## Information

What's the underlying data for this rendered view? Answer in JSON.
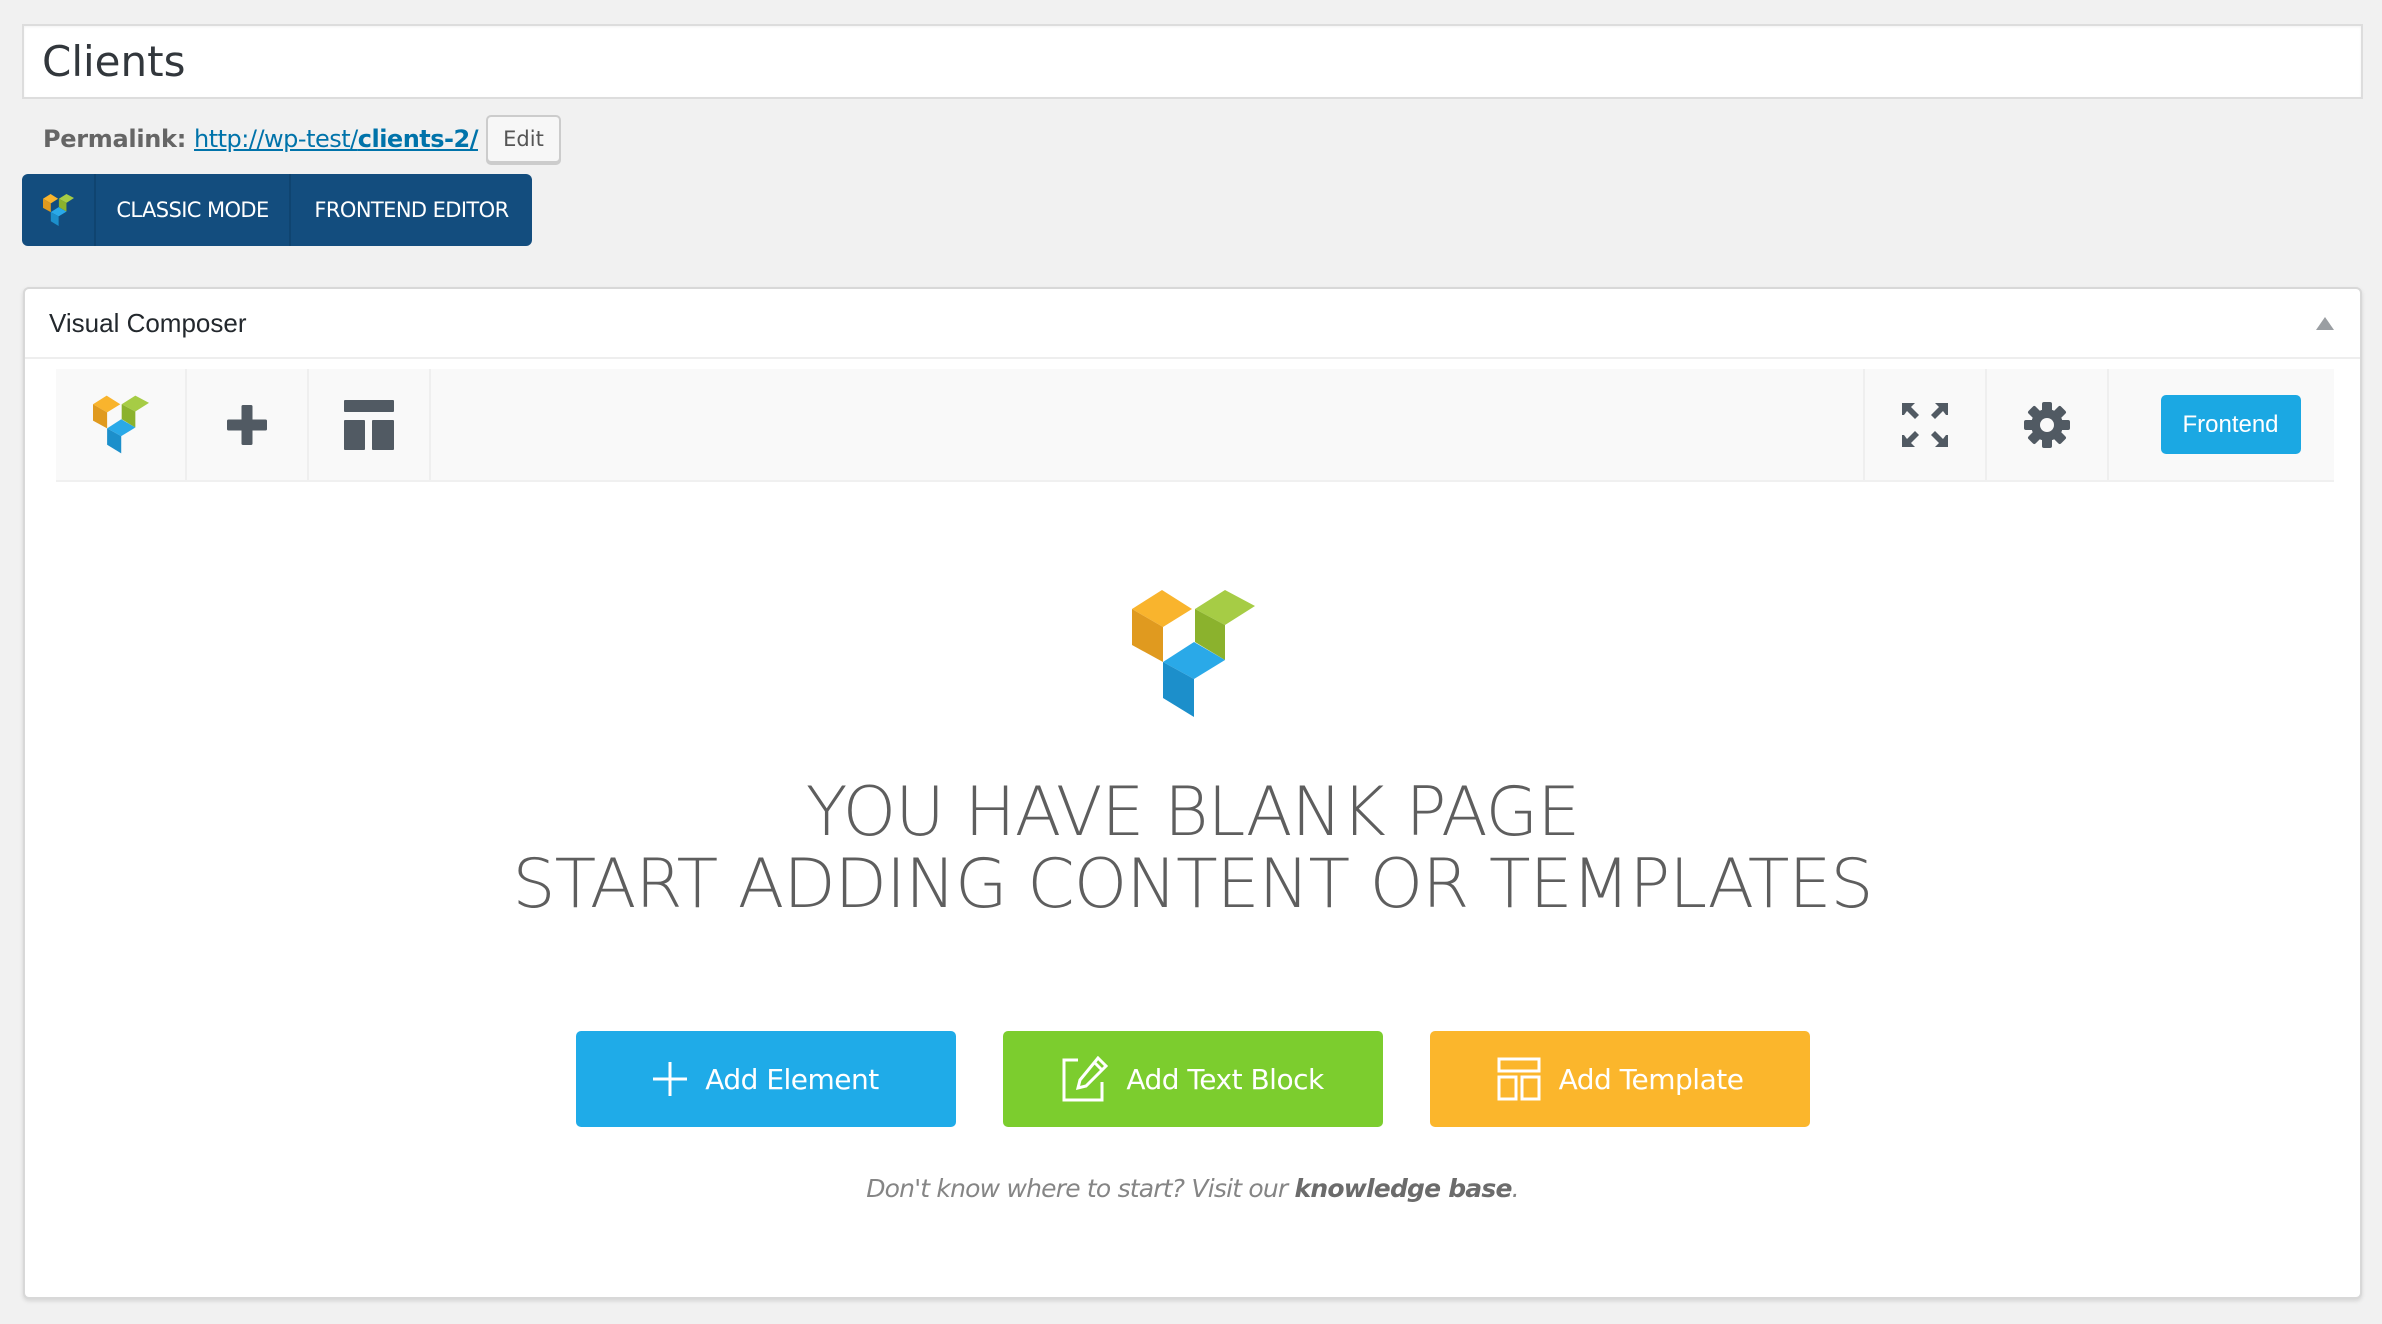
{
  "post": {
    "title_value": "Clients",
    "permalink_label": "Permalink:",
    "permalink_base": "http://wp-test/",
    "permalink_slug": "clients-2/",
    "edit_label": "Edit"
  },
  "mode_bar": {
    "logo_icon": "visual-composer-logo",
    "classic_label": "CLASSIC MODE",
    "frontend_label": "FRONTEND EDITOR"
  },
  "panel": {
    "title": "Visual Composer",
    "collapse_icon": "triangle-up",
    "toolbar": {
      "left_icons": [
        "visual-composer-logo",
        "plus-icon",
        "template-layout-icon"
      ],
      "right_icons": [
        "fullscreen-expand-icon",
        "gear-icon"
      ],
      "frontend_label": "Frontend"
    },
    "empty_state": {
      "line1": "YOU HAVE BLANK PAGE",
      "line2": "START ADDING CONTENT OR TEMPLATES",
      "buttons": [
        {
          "label": "Add Element",
          "icon": "plus-icon",
          "color": "#1fabe8"
        },
        {
          "label": "Add Text Block",
          "icon": "edit-document-icon",
          "color": "#7ccd2e"
        },
        {
          "label": "Add Template",
          "icon": "template-layout-icon",
          "color": "#fbb62c"
        }
      ],
      "help_prefix": "Don't know where to start? Visit our ",
      "help_link": "knowledge base",
      "help_suffix": "."
    }
  },
  "colors": {
    "mode_bar_bg": "#134d7e",
    "frontend_button": "#1ba8e3",
    "icon_gray": "#515a63",
    "logo_orange": "#f6a623",
    "logo_green": "#a3c93a",
    "logo_blue": "#23a6e6"
  }
}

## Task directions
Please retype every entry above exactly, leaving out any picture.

## Response to the exercise
What's the underlying data for this rendered view? Answer in JSON.
{
  "post": {
    "title_value": "Clients",
    "permalink_label": "Permalink:",
    "permalink_base": "http://wp-test/",
    "permalink_slug": "clients-2/",
    "edit_label": "Edit"
  },
  "mode_bar": {
    "logo_icon": "visual-composer-logo",
    "classic_label": "CLASSIC MODE",
    "frontend_label": "FRONTEND EDITOR"
  },
  "panel": {
    "title": "Visual Composer",
    "collapse_icon": "triangle-up",
    "toolbar": {
      "left_icons": [
        "visual-composer-logo",
        "plus-icon",
        "template-layout-icon"
      ],
      "right_icons": [
        "fullscreen-expand-icon",
        "gear-icon"
      ],
      "frontend_label": "Frontend"
    },
    "empty_state": {
      "line1": "YOU HAVE BLANK PAGE",
      "line2": "START ADDING CONTENT OR TEMPLATES",
      "buttons": [
        {
          "label": "Add Element",
          "icon": "plus-icon",
          "color": "#1fabe8"
        },
        {
          "label": "Add Text Block",
          "icon": "edit-document-icon",
          "color": "#7ccd2e"
        },
        {
          "label": "Add Template",
          "icon": "template-layout-icon",
          "color": "#fbb62c"
        }
      ],
      "help_prefix": "Don't know where to start? Visit our ",
      "help_link": "knowledge base",
      "help_suffix": "."
    }
  },
  "colors": {
    "mode_bar_bg": "#134d7e",
    "frontend_button": "#1ba8e3",
    "icon_gray": "#515a63",
    "logo_orange": "#f6a623",
    "logo_green": "#a3c93a",
    "logo_blue": "#23a6e6"
  }
}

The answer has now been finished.